For anyone who has a working knowledge of Zervas & Pepper's career so far, it will come as no surprise that they have inserted another Joni Mitchell song into this year's set. This time it comes from the brilliant 1975 album The Hissing Of Summer Lawns, and is the track Don't Interrupt The Sorrow. The band play a superb version of the song (played on the album by the top session musicians of the time) and Kathryn gives a lovely interpretation without a hint of sycophancy.
Another favourite of mine from the new album comes up next, Foolish Dreamer. A song sung by Paul which on the album has a rocky 12 string sheen. Tonight Paul gives it his all on the vocal front. He is definitely the spice to Kathryn's sweetness.
It's back to Lifebringer for the next song - the show stopping Buffalo Crow. The song has always been a crowd pleaser live and tonight is no exception.
Kathryn then introduced the next song as being the collectors item - one of the first releases, King Of The Skies - it was released as a 300 print, so are pretty damn rare these days. This is quickly followed by the the ultra-catchy Sure Fire Bet from Lifebringer. Still sounds a great song live.
The glorious Lookout Mountain from Lifebringer is another lovely highlight of the evening before we are introduced to another cover - again, not a surprise to fans of the band - it's another Crosby, Stills, Nash & Young song, but not the sweet harmonious song you might expect - it's Neil Young's overtly political Ohio. Which, as Kathryn says, is as relevant today as it was when it was released back in 1971. It's a muscular performance which allows the band to let rip and rock out. Something that I kind of hope they do when rehearsing or just practicing their talents.

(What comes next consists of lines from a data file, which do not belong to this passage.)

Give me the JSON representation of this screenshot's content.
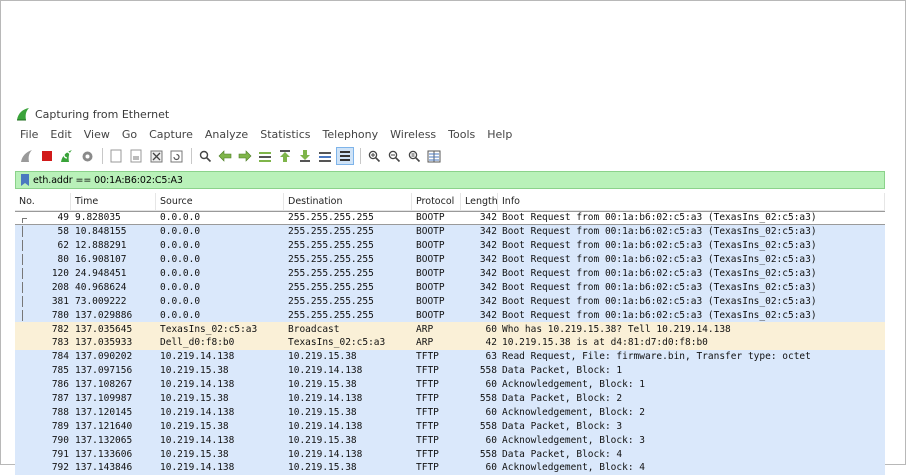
{
  "window": {
    "title": "Capturing from Ethernet"
  },
  "menu": [
    "File",
    "Edit",
    "View",
    "Go",
    "Capture",
    "Analyze",
    "Statistics",
    "Telephony",
    "Wireless",
    "Tools",
    "Help"
  ],
  "toolbar": {
    "buttons": [
      "shark-fin-start-icon",
      "stop-icon",
      "restart-icon",
      "options-gear-icon",
      "open-file-icon",
      "save-file-icon",
      "close-file-icon",
      "reload-icon",
      "find-icon",
      "back-arrow-icon",
      "forward-arrow-icon",
      "go-to-packet-icon",
      "first-packet-icon",
      "last-packet-icon",
      "auto-scroll-icon",
      "colorize-icon",
      "zoom-in-icon",
      "zoom-out-icon",
      "normal-size-icon",
      "resize-columns-icon"
    ]
  },
  "filter": {
    "value": "eth.addr == 00:1A:B6:02:C5:A3"
  },
  "columns": {
    "no": "No.",
    "time": "Time",
    "source": "Source",
    "destination": "Destination",
    "protocol": "Protocol",
    "length": "Length",
    "info": "Info"
  },
  "packets": [
    {
      "no": "49",
      "time": "9.828035",
      "src": "0.0.0.0",
      "dst": "255.255.255.255",
      "proto": "BOOTP",
      "len": "342",
      "info": "Boot Request from 00:1a:b6:02:c5:a3 (TexasIns_02:c5:a3)"
    },
    {
      "no": "58",
      "time": "10.848155",
      "src": "0.0.0.0",
      "dst": "255.255.255.255",
      "proto": "BOOTP",
      "len": "342",
      "info": "Boot Request from 00:1a:b6:02:c5:a3 (TexasIns_02:c5:a3)"
    },
    {
      "no": "62",
      "time": "12.888291",
      "src": "0.0.0.0",
      "dst": "255.255.255.255",
      "proto": "BOOTP",
      "len": "342",
      "info": "Boot Request from 00:1a:b6:02:c5:a3 (TexasIns_02:c5:a3)"
    },
    {
      "no": "80",
      "time": "16.908107",
      "src": "0.0.0.0",
      "dst": "255.255.255.255",
      "proto": "BOOTP",
      "len": "342",
      "info": "Boot Request from 00:1a:b6:02:c5:a3 (TexasIns_02:c5:a3)"
    },
    {
      "no": "120",
      "time": "24.948451",
      "src": "0.0.0.0",
      "dst": "255.255.255.255",
      "proto": "BOOTP",
      "len": "342",
      "info": "Boot Request from 00:1a:b6:02:c5:a3 (TexasIns_02:c5:a3)"
    },
    {
      "no": "208",
      "time": "40.968624",
      "src": "0.0.0.0",
      "dst": "255.255.255.255",
      "proto": "BOOTP",
      "len": "342",
      "info": "Boot Request from 00:1a:b6:02:c5:a3 (TexasIns_02:c5:a3)"
    },
    {
      "no": "381",
      "time": "73.009222",
      "src": "0.0.0.0",
      "dst": "255.255.255.255",
      "proto": "BOOTP",
      "len": "342",
      "info": "Boot Request from 00:1a:b6:02:c5:a3 (TexasIns_02:c5:a3)"
    },
    {
      "no": "780",
      "time": "137.029886",
      "src": "0.0.0.0",
      "dst": "255.255.255.255",
      "proto": "BOOTP",
      "len": "342",
      "info": "Boot Request from 00:1a:b6:02:c5:a3 (TexasIns_02:c5:a3)"
    },
    {
      "no": "782",
      "time": "137.035645",
      "src": "TexasIns_02:c5:a3",
      "dst": "Broadcast",
      "proto": "ARP",
      "len": "60",
      "info": "Who has 10.219.15.38? Tell 10.219.14.138"
    },
    {
      "no": "783",
      "time": "137.035933",
      "src": "Dell_d0:f8:b0",
      "dst": "TexasIns_02:c5:a3",
      "proto": "ARP",
      "len": "42",
      "info": "10.219.15.38 is at d4:81:d7:d0:f8:b0"
    },
    {
      "no": "784",
      "time": "137.090202",
      "src": "10.219.14.138",
      "dst": "10.219.15.38",
      "proto": "TFTP",
      "len": "63",
      "info": "Read Request, File: firmware.bin, Transfer type: octet"
    },
    {
      "no": "785",
      "time": "137.097156",
      "src": "10.219.15.38",
      "dst": "10.219.14.138",
      "proto": "TFTP",
      "len": "558",
      "info": "Data Packet, Block: 1"
    },
    {
      "no": "786",
      "time": "137.108267",
      "src": "10.219.14.138",
      "dst": "10.219.15.38",
      "proto": "TFTP",
      "len": "60",
      "info": "Acknowledgement, Block: 1"
    },
    {
      "no": "787",
      "time": "137.109987",
      "src": "10.219.15.38",
      "dst": "10.219.14.138",
      "proto": "TFTP",
      "len": "558",
      "info": "Data Packet, Block: 2"
    },
    {
      "no": "788",
      "time": "137.120145",
      "src": "10.219.14.138",
      "dst": "10.219.15.38",
      "proto": "TFTP",
      "len": "60",
      "info": "Acknowledgement, Block: 2"
    },
    {
      "no": "789",
      "time": "137.121640",
      "src": "10.219.15.38",
      "dst": "10.219.14.138",
      "proto": "TFTP",
      "len": "558",
      "info": "Data Packet, Block: 3"
    },
    {
      "no": "790",
      "time": "137.132065",
      "src": "10.219.14.138",
      "dst": "10.219.15.38",
      "proto": "TFTP",
      "len": "60",
      "info": "Acknowledgement, Block: 3"
    },
    {
      "no": "791",
      "time": "137.133606",
      "src": "10.219.15.38",
      "dst": "10.219.14.138",
      "proto": "TFTP",
      "len": "558",
      "info": "Data Packet, Block: 4"
    },
    {
      "no": "792",
      "time": "137.143846",
      "src": "10.219.14.138",
      "dst": "10.219.15.38",
      "proto": "TFTP",
      "len": "60",
      "info": "Acknowledgement, Block: 4"
    }
  ],
  "colors": {
    "bootp_tftp_row": "#dae8fb",
    "arp_row": "#faf0d7",
    "filter_valid": "#b9f1b9"
  }
}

It's now an established tradition that the sets always end with the ethereal, Cigar Store Indian. And so it does. Paul & Kathryn seem genuinely pleased at the crowd's reaction, particularly to the new songs and following the gig, the Merch Stand seems to be doing big business - always a good sign.
But, like all good shows, there's always an encore. Now, in The Louisiana, the bands normally don't bother going off the stage as they have to go through the crowd to get on there and leave too.
The first song of the encore was the first song from Lifebringer, Jerome. The band certainly looked as if it wanted to leave the crowd on a rocking high. As was to be proved by the last song of the night. Not the gently beautiful, Celestial Friend from Abstract Heart but a pleasingly rocky version of the Steppenwolf classic, Born To Be Wild. Suffice to say, it brought the house down.
With a few more dates to go on this short tour to introduce Abstract Heart to the public, it seems like they have hit on a winning formula for their live performances and with a wider choice of material to choose from, they will only go from strength to strength.
Although if you're reading this Paul & Kath, another intimate acoustic night at The Chattery in Swansea wouldn't go amiss. (But that's just me being greedy, really).
Twitter - @zervaspepper
Twitter - @goodnight_lenin